By: N. L. Preston
HOUSTON — The body has been buried, the movement is far from over and a song written by a local worship leader is sure to live on for ages, signifying the birth of a new generation of fighters.
George Powell, married father of one, is an Austinite who’s been living in Houston for the last 10 years. The national recording artist has made it his mission to use his gift of song to keep George Floyd’s name alive. Early June, Powell released his rendition of Sam Cooke’s “Change is Gonna Come,” which told the story of Floyd, a Houston man who was killed by Minneapolis police in broad daylight, sparking protests around the world. Within days, the song went viral, gaining over 2.8M views and over 80K shares.
African-American News&Issues spoke with the Fallbrook Church worship leader, speaking about the movement, and personal experiences with racism.
Q: When you first saw the video, how did you feel as a black man?
A: I actually could not watch it because I think, immediately, I connected and said, ‘that could have been me.’ When I finally watched the video, it took me into a deep emotional state because you literally watched the life leave him. He urinated on himself. How could any human being do that to someone, especially when people are begging people to stop? By the time I wrote the song over a week later, I had dealt with the anger. My wife actually told me I should sing that song. When I was singing the regular version and singing “I was born by the river,” I started to think about where George Floyd was actually from so I decided to change it up to make it more about his life.
Q: Your daughter is 7 years old, close to the age of George Floyd’s daughter, who says her daddy changed the world. Have you explained to your daughter about the racism in America?

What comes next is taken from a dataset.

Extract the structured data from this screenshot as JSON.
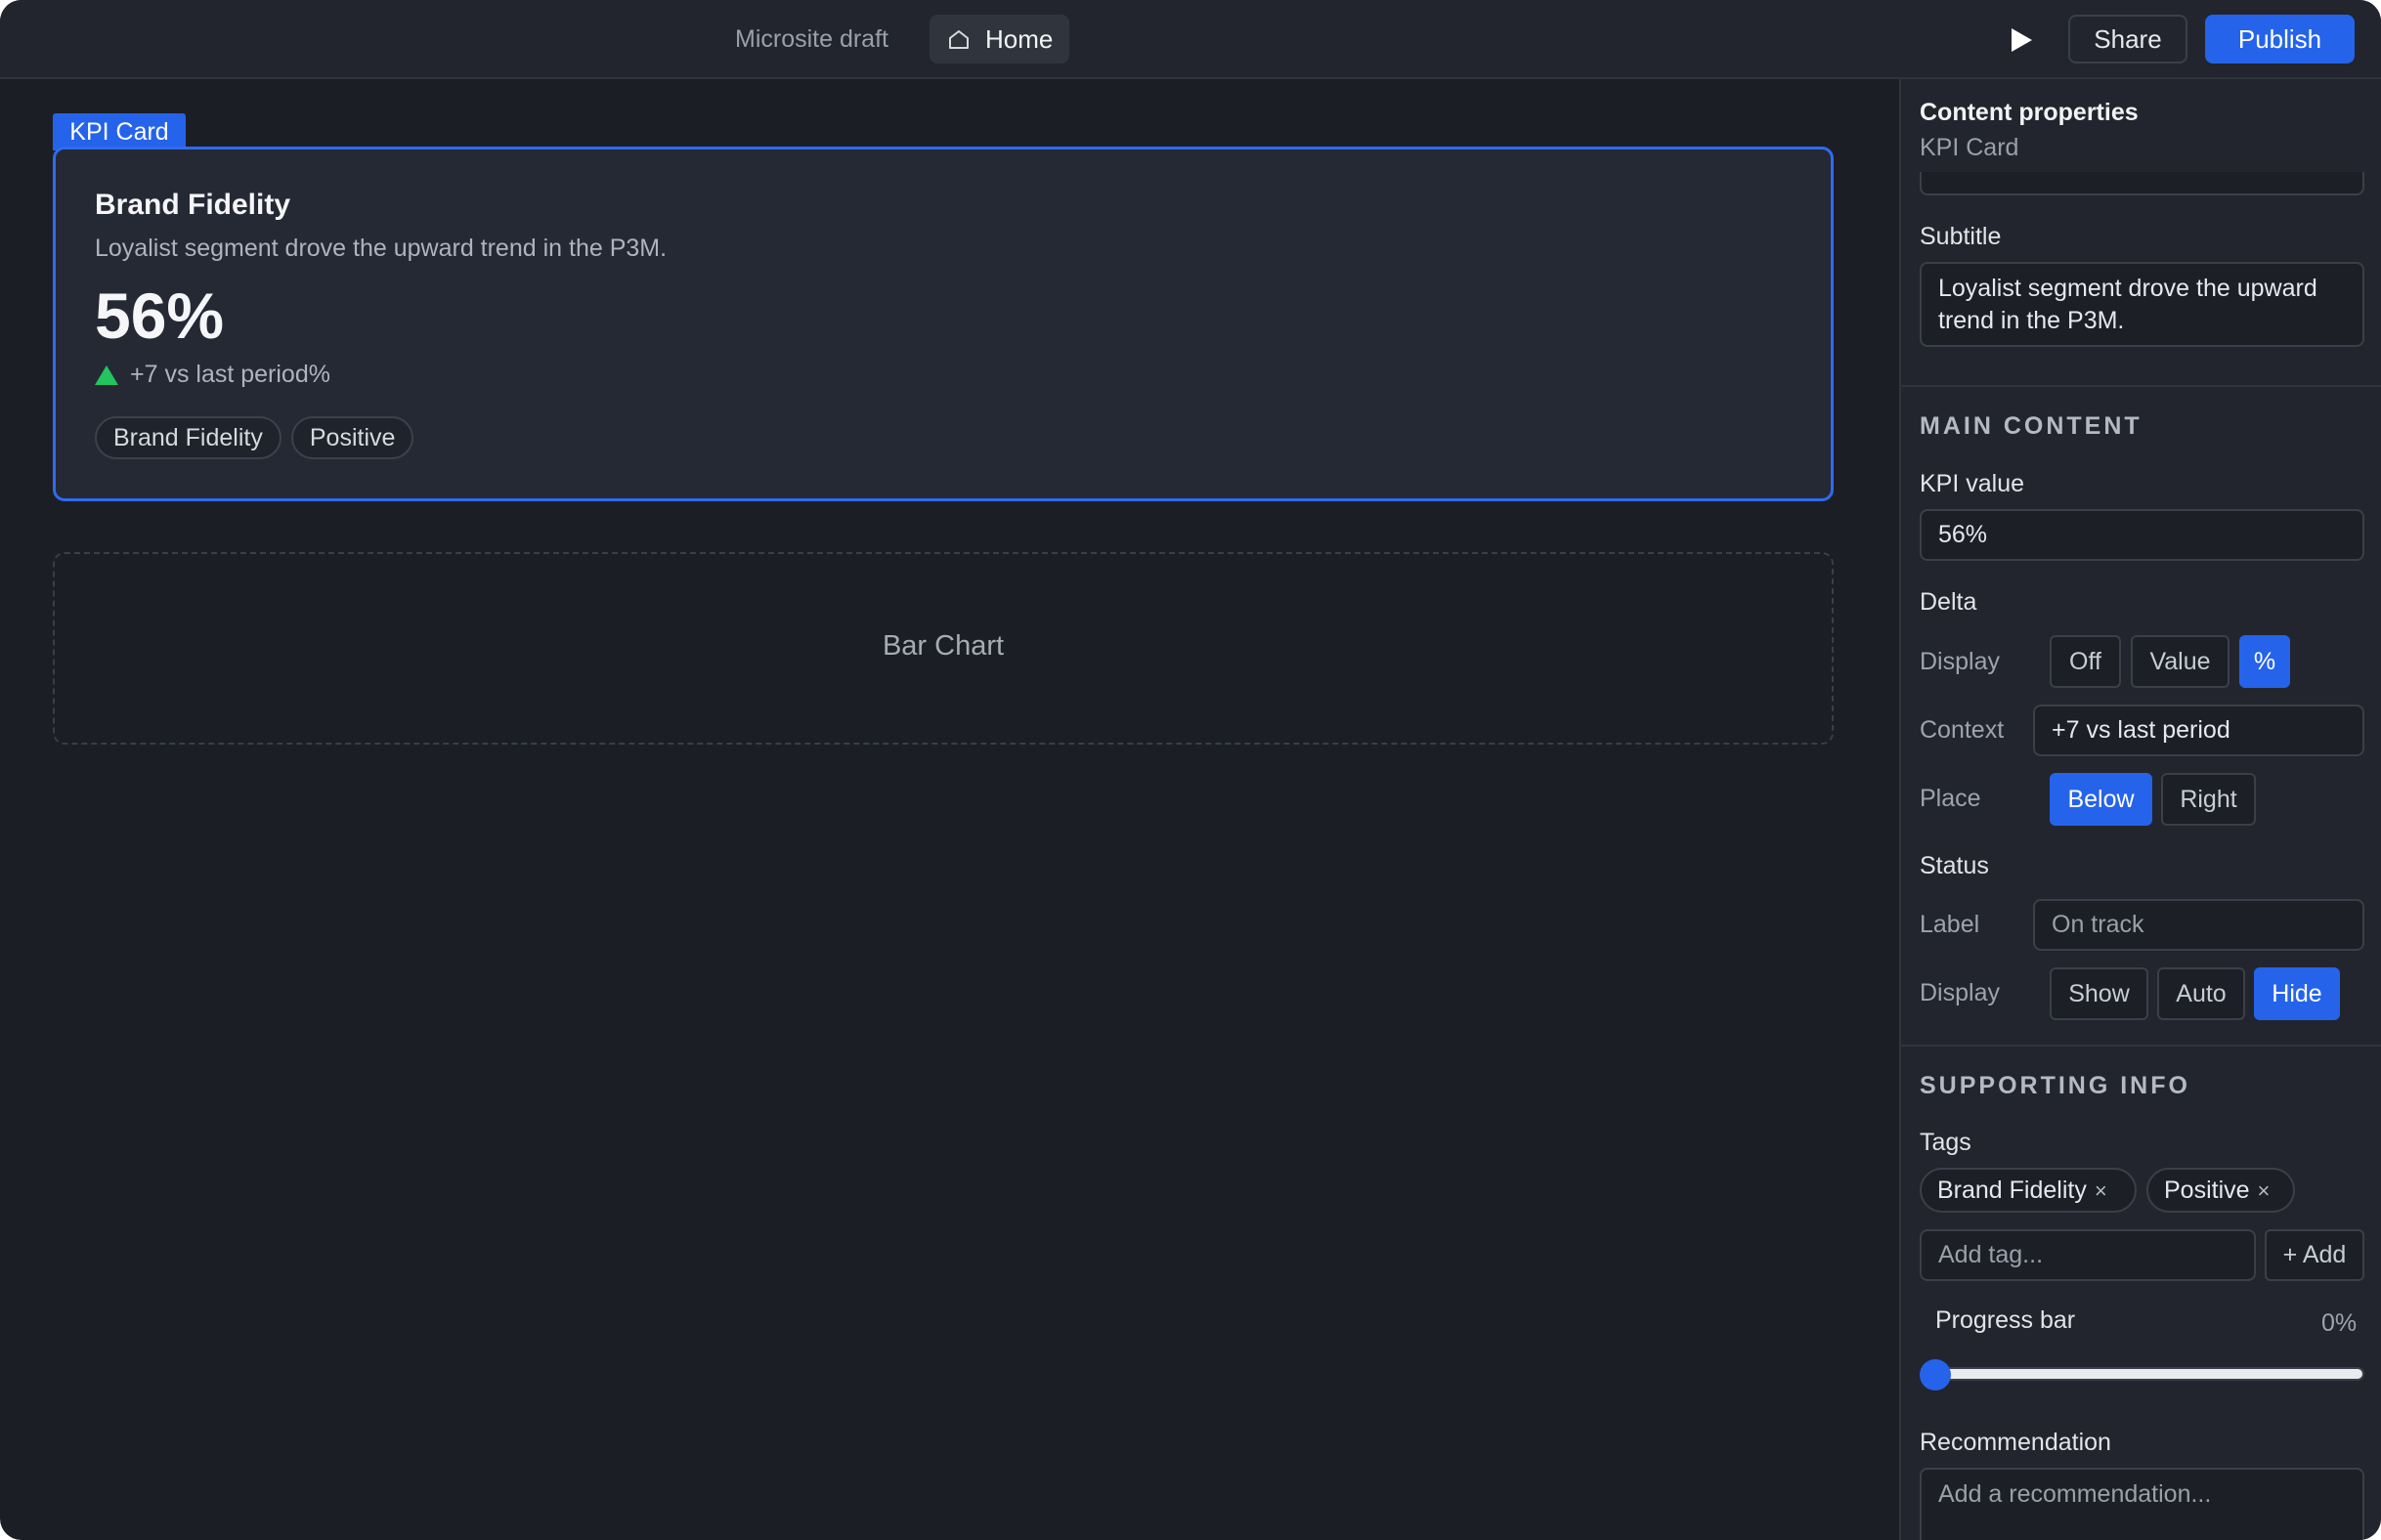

A: We’ve not used black and white with my daughter. She goes to a predominantly white school, so we try to keep some of the innocence without getting into all the black and white. She’s not connected what happened to George Floyd completely, but she does know some of the history of how some white people have treated black people.
Q: Have you ever been called a nigger?
A: Not by a person of non-color. I don’t even know how I would respond.
Q: As a worship leader and a black man of faith, do you see a shift? Do you see what you sang? Do feel a change is really going to come?
A: I think I see the beginning of change. There have been plenty of times before when we’ve had marches, protests and riots, but now we have the world’s attention. George Floyd’s untimely death and the way he died, people and companies are now woke, like Starbucks and Raising Canes. We are finally seeing what I would consider the beginning of real change with people saying ‘Black Lives Matter’ in Mainstream America.
Q: Besides the beautiful song you wrote, what message would you like to share with George Floyd’s family?
A: Thank you for allowing us to be a part of your goodbye. Because the world was allowed inside the service, it helped our message and our movement.
Q: Message to the people?
A: Keep praying, keep the faith and keep our hope strong. We have more reason now to be hopeful than ever.
Powell is a gifted singer, composer and pianist who’s performed for notables such as President Barack Obama, Houston philanthropist Mattress Mack and Boyz II Men.
Over the 4th of July weekend, Powell released a very powerful video, Freedom: A Tribute to George Floyd featuring the NAACP Vice-President (Houston) Bishop James Dixon, American Idol Finalist Vincent Powell (his brother), Father-Son Duo TJ Boyce II & TJ Boyce III, Poet Lyric Shiarnice, and recording artist J Xavier.
The video was shot at the official George Floyd mural in the neighborhood Floyd grew up in and illustrates the message that “Freedom” is still not equal for African Americans.